Page and application data records:
>>>>

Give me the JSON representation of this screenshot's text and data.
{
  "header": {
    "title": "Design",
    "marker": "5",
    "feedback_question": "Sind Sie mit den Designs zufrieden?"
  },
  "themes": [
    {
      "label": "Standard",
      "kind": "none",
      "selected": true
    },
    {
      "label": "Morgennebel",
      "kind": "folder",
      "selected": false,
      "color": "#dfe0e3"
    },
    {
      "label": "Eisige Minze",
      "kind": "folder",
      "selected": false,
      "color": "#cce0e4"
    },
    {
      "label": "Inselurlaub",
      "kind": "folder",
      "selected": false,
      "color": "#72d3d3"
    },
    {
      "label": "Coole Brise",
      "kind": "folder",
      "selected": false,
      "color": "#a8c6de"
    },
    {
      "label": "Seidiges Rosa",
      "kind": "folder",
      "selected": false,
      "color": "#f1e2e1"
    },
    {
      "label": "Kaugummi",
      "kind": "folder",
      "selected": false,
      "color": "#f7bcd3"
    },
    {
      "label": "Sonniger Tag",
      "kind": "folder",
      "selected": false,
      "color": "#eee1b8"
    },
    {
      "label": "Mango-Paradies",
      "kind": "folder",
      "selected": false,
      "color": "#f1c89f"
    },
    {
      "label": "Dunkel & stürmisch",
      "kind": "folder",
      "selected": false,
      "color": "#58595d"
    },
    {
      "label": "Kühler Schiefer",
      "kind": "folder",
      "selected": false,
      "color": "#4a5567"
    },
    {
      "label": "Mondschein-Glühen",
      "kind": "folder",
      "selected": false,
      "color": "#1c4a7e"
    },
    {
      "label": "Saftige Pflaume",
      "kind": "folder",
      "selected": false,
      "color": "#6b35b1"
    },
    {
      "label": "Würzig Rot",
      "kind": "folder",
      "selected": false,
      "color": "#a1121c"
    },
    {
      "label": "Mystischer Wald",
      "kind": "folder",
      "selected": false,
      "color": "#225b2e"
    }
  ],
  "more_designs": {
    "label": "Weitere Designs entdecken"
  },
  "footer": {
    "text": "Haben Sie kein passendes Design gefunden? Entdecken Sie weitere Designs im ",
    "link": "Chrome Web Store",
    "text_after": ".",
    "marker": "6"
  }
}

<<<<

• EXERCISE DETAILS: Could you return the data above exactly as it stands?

• FINISHED EXERCISE:
Give me the JSON representation of this screenshot's text and data.
{
  "header": {
    "title": "Design",
    "marker": "5",
    "feedback_question": "Sind Sie mit den Designs zufrieden?"
  },
  "themes": [
    {
      "label": "Standard",
      "kind": "none",
      "selected": true
    },
    {
      "label": "Morgennebel",
      "kind": "folder",
      "selected": false,
      "color": "#dfe0e3"
    },
    {
      "label": "Eisige Minze",
      "kind": "folder",
      "selected": false,
      "color": "#cce0e4"
    },
    {
      "label": "Inselurlaub",
      "kind": "folder",
      "selected": false,
      "color": "#72d3d3"
    },
    {
      "label": "Coole Brise",
      "kind": "folder",
      "selected": false,
      "color": "#a8c6de"
    },
    {
      "label": "Seidiges Rosa",
      "kind": "folder",
      "selected": false,
      "color": "#f1e2e1"
    },
    {
      "label": "Kaugummi",
      "kind": "folder",
      "selected": false,
      "color": "#f7bcd3"
    },
    {
      "label": "Sonniger Tag",
      "kind": "folder",
      "selected": false,
      "color": "#eee1b8"
    },
    {
      "label": "Mango-Paradies",
      "kind": "folder",
      "selected": false,
      "color": "#f1c89f"
    },
    {
      "label": "Dunkel & stürmisch",
      "kind": "folder",
      "selected": false,
      "color": "#58595d"
    },
    {
      "label": "Kühler Schiefer",
      "kind": "folder",
      "selected": false,
      "color": "#4a5567"
    },
    {
      "label": "Mondschein-Glühen",
      "kind": "folder",
      "selected": false,
      "color": "#1c4a7e"
    },
    {
      "label": "Saftige Pflaume",
      "kind": "folder",
      "selected": false,
      "color": "#6b35b1"
    },
    {
      "label": "Würzig Rot",
      "kind": "folder",
      "selected": false,
      "color": "#a1121c"
    },
    {
      "label": "Mystischer Wald",
      "kind": "folder",
      "selected": false,
      "color": "#225b2e"
    }
  ],
  "more_designs": {
    "label": "Weitere Designs entdecken"
  },
  "footer": {
    "text": "Haben Sie kein passendes Design gefunden? Entdecken Sie weitere Designs im ",
    "link": "Chrome Web Store",
    "text_after": ".",
    "marker": "6"
  }
}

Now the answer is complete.